For the past week I did one lesson of fast.ai a day including a machine learning project for each lesson. I kept track of the things I learned on my blog. Here’s a summary of what I learned so far.
Coming for Stanford’s CS229 Machine Learning course, fast.ai started out differently than I expected. Where CS229 was very math heavy (which I really liked), fast.ai was focused on programming with very little math in general but a whole lot of programming. I’m still not sure which approach I liked better.
The first task was to build an image classifier. In CS229 this would be a challenging exercise, but the
fastai library (which is amazing me every single day) made it super easy.
Although this lesson couldn’t be more different from CS229, it was super exciting. The skills we learned are very practical.
I hadn’t expected I could do this project when I started the lesson. This project is when I realized the amount of information we learned in each lesson. Learning about U-Nets, image segmentation and more transfer learning was fascinating.
This post answered a question I’ve had for a long time: how do keyboards predict the next word one’s about to type. This was my second project on NLP (the first one) so it was fun to compare the APIs and see how they relate and where the differences are.
This project was interesting because I had already implemented a neural network using only numpy. This was right in between the high level API of fast.ai and the low levels projects in CS229.
I also learned about other activation functions than sigmoid which was interesting. Seeing these relations to nature in this way (ReLUs) was interesting and really reflects the origin of neural networks.
Wow! It was fascinating to learn about these image editing techniques and how it helps neural networks. It made me question if humans handle these tasks in a similar manner, and if not, how do we do it?
Computer vision was easily one of the most fascinating things in this course.
I always believed GANs were very hard and it would not be something I could do. Especially not learning it in one day. That’s why this lesson was so exciting! I actually managed to create a GAN that’s operational.
What I missed

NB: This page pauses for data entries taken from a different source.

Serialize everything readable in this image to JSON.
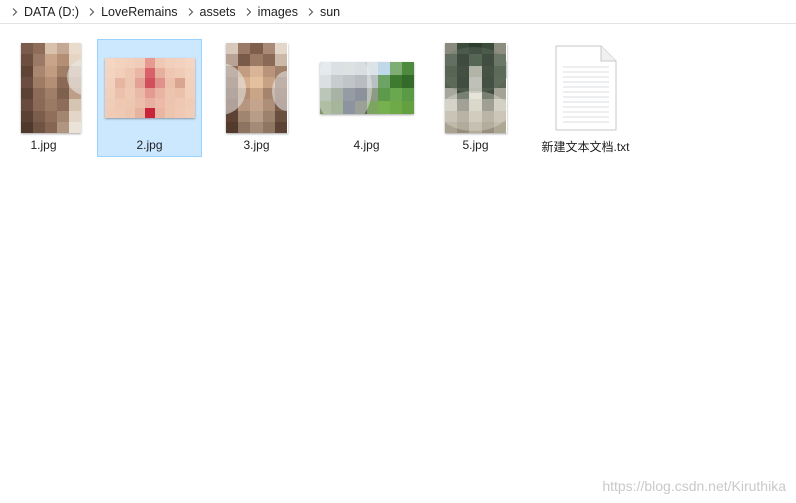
{
  "breadcrumb": {
    "items": [
      "DATA (D:)",
      "LoveRemains",
      "assets",
      "images",
      "sun"
    ]
  },
  "files": [
    {
      "name": "1.jpg",
      "type": "image",
      "selected": false
    },
    {
      "name": "2.jpg",
      "type": "image",
      "selected": true
    },
    {
      "name": "3.jpg",
      "type": "image",
      "selected": false
    },
    {
      "name": "4.jpg",
      "type": "image",
      "selected": false
    },
    {
      "name": "5.jpg",
      "type": "image",
      "selected": false
    },
    {
      "name": "新建文本文档.txt",
      "type": "text",
      "selected": false
    }
  ],
  "watermark": "https://blog.csdn.net/Kiruthika",
  "colors": {
    "selection_fill": "#cce8ff",
    "selection_border": "#99d1ff"
  }
}
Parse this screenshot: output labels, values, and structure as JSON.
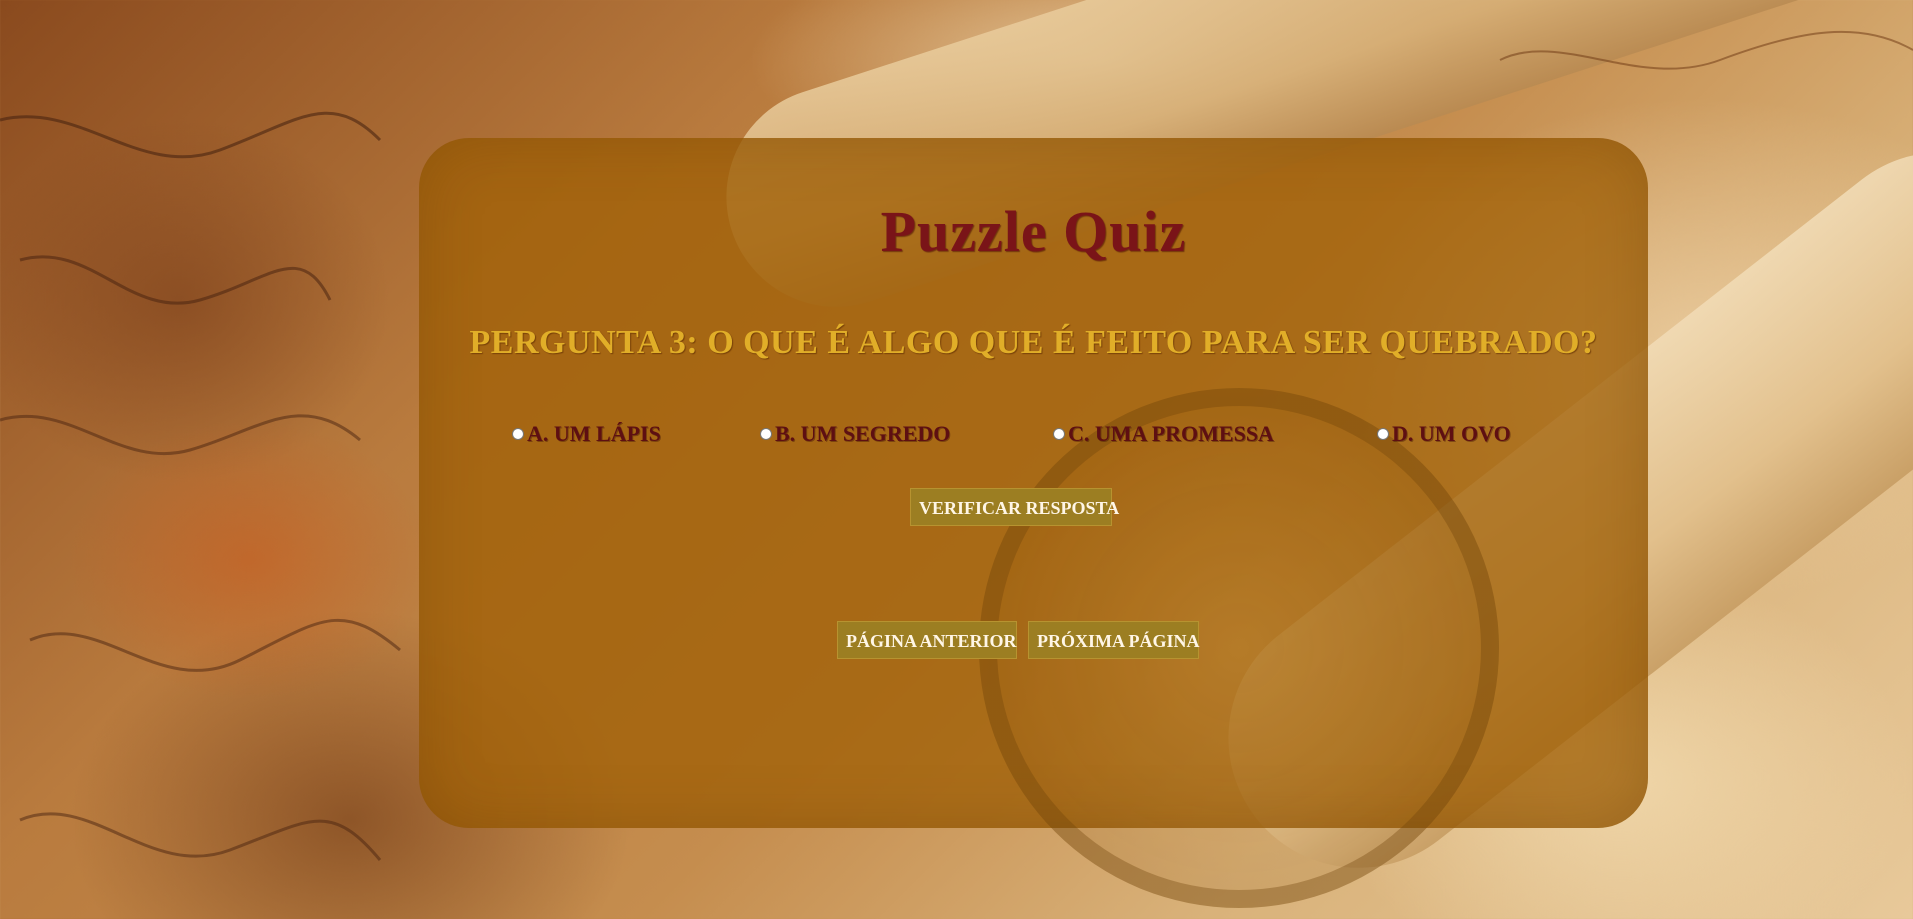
{
  "page": {
    "title": "Puzzle Quiz"
  },
  "quiz": {
    "question": "Pergunta 3: O que é algo que é feito para ser quebrado?",
    "options": [
      {
        "label": "A. Um lápis",
        "selected": false
      },
      {
        "label": "B. Um segredo",
        "selected": false
      },
      {
        "label": "C. Uma promessa",
        "selected": false
      },
      {
        "label": "D. Um ovo",
        "selected": false
      }
    ],
    "verify_label": "Verificar Resposta"
  },
  "navigation": {
    "prev_label": "Página Anterior",
    "next_label": "Próxima Página"
  },
  "theme": {
    "title_color": "#7a1418",
    "question_color": "#e1ae28",
    "option_color": "#5e0f12",
    "button_color": "#9c7e22",
    "card_color": "#a06006"
  }
}
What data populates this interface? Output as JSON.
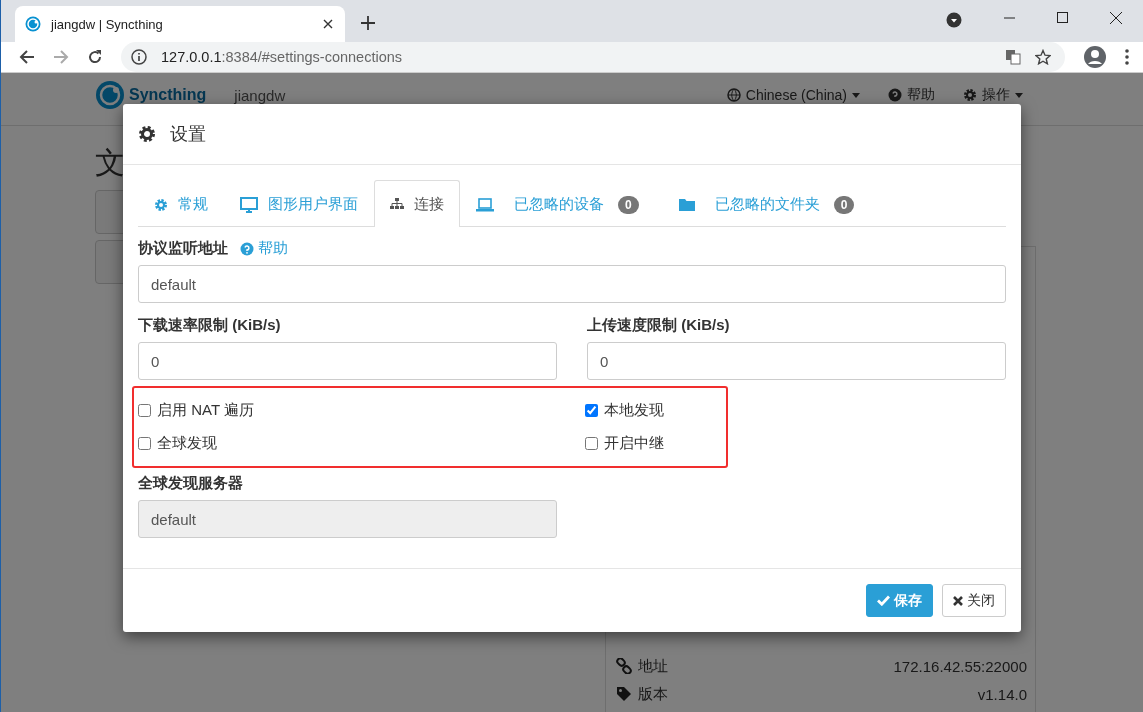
{
  "browser": {
    "tab_title": "jiangdw | Syncthing",
    "url_host": "127.0.0.1",
    "url_rest": ":8384/#settings-connections"
  },
  "page": {
    "brand": "Syncthing",
    "device_name": "jiangdw",
    "nav": [
      {
        "kind": "language",
        "label": "Chinese (China)"
      },
      {
        "kind": "help",
        "label": "帮助"
      },
      {
        "kind": "actions",
        "label": "操作"
      }
    ],
    "heading": "文",
    "info_rows": [
      {
        "kind": "address",
        "label": "地址",
        "value": "172.16.42.55:22000"
      },
      {
        "kind": "version",
        "label": "版本",
        "value": "v1.14.0"
      }
    ]
  },
  "dialog": {
    "title": "设置",
    "tabs": [
      {
        "label": "常规",
        "selected": false
      },
      {
        "label": "图形用户界面",
        "selected": false
      },
      {
        "label": "连接",
        "selected": true
      },
      {
        "label": "已忽略的设备",
        "count": "0",
        "selected": false
      },
      {
        "label": "已忽略的文件夹",
        "count": "0",
        "selected": false
      }
    ],
    "listen_address": {
      "label": "协议监听地址",
      "help": "帮助",
      "value": "default"
    },
    "download_limit": {
      "label": "下载速率限制 (KiB/s)",
      "value": "0"
    },
    "upload_limit": {
      "label": "上传速度限制 (KiB/s)",
      "value": "0"
    },
    "options": [
      {
        "label": "启用 NAT 遍历",
        "checked": false
      },
      {
        "label": "本地发现",
        "checked": true
      },
      {
        "label": "全球发现",
        "checked": false
      },
      {
        "label": "开启中继",
        "checked": false
      }
    ],
    "discovery_servers": {
      "label": "全球发现服务器",
      "value": "default",
      "disabled": true
    },
    "buttons": [
      {
        "kind": "primary",
        "label": "保存"
      },
      {
        "kind": "default",
        "label": "关闭"
      }
    ]
  }
}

There’s one thing I missed in part 1: how do things work internally? I think this is something part 2 will cover but right now some things are like magic. As a person who wants to understand how things work in detail, this was a little frustrating. Given the amount of information that’s in the course already, I can fully understand some things aren’t covered however.
I’m super excited to continue with part 2 tomorrow and hopefully get some more insight in the internal workings. I’ll continue writing the posts as well - it’s great fun. Make sure to follow me on twitter to get notified when I release new posts.
A huge thanks to Sam Miserendino for proofreading this post!